» Try it
Track down each line below containing the string "false" and copy it.

● ● ● ●

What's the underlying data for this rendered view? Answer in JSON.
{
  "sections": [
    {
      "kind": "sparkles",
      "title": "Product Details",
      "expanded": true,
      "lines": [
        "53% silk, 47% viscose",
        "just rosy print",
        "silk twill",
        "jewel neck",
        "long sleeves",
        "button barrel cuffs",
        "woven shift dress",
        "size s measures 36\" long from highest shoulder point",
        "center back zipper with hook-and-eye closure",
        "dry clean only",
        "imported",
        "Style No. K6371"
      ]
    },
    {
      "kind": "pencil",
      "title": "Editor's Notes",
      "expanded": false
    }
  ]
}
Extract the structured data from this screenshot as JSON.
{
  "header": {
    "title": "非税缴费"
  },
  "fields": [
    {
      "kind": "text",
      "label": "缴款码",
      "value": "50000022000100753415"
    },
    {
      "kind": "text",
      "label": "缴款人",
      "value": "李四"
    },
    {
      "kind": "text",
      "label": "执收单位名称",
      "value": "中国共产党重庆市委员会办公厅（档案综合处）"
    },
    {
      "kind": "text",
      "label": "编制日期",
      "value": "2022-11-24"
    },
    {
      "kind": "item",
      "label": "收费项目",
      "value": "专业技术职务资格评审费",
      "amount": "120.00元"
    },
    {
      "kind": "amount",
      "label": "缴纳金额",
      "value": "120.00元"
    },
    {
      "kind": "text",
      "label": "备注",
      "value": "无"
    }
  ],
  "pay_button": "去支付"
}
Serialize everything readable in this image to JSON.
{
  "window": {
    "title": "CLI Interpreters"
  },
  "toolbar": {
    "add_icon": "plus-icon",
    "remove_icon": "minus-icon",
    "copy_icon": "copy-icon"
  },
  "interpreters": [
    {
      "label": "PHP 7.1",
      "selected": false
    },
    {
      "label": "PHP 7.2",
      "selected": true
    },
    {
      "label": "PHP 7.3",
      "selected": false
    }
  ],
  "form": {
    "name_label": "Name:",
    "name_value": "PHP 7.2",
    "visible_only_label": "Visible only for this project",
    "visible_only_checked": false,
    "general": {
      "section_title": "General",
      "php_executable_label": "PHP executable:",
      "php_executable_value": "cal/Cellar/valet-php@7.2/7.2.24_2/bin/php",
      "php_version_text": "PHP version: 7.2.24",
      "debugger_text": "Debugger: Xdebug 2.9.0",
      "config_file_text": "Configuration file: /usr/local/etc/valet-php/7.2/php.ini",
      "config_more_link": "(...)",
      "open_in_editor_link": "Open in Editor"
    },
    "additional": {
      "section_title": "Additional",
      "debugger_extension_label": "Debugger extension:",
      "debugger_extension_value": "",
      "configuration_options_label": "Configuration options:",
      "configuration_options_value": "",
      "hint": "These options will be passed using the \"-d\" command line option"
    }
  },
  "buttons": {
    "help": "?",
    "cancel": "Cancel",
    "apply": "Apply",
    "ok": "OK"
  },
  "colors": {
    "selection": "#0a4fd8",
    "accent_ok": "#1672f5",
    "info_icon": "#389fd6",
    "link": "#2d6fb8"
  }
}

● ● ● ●

» Your response
      "expanded": false
      "selected": false
      "selected": false
    "visible_only_checked": false,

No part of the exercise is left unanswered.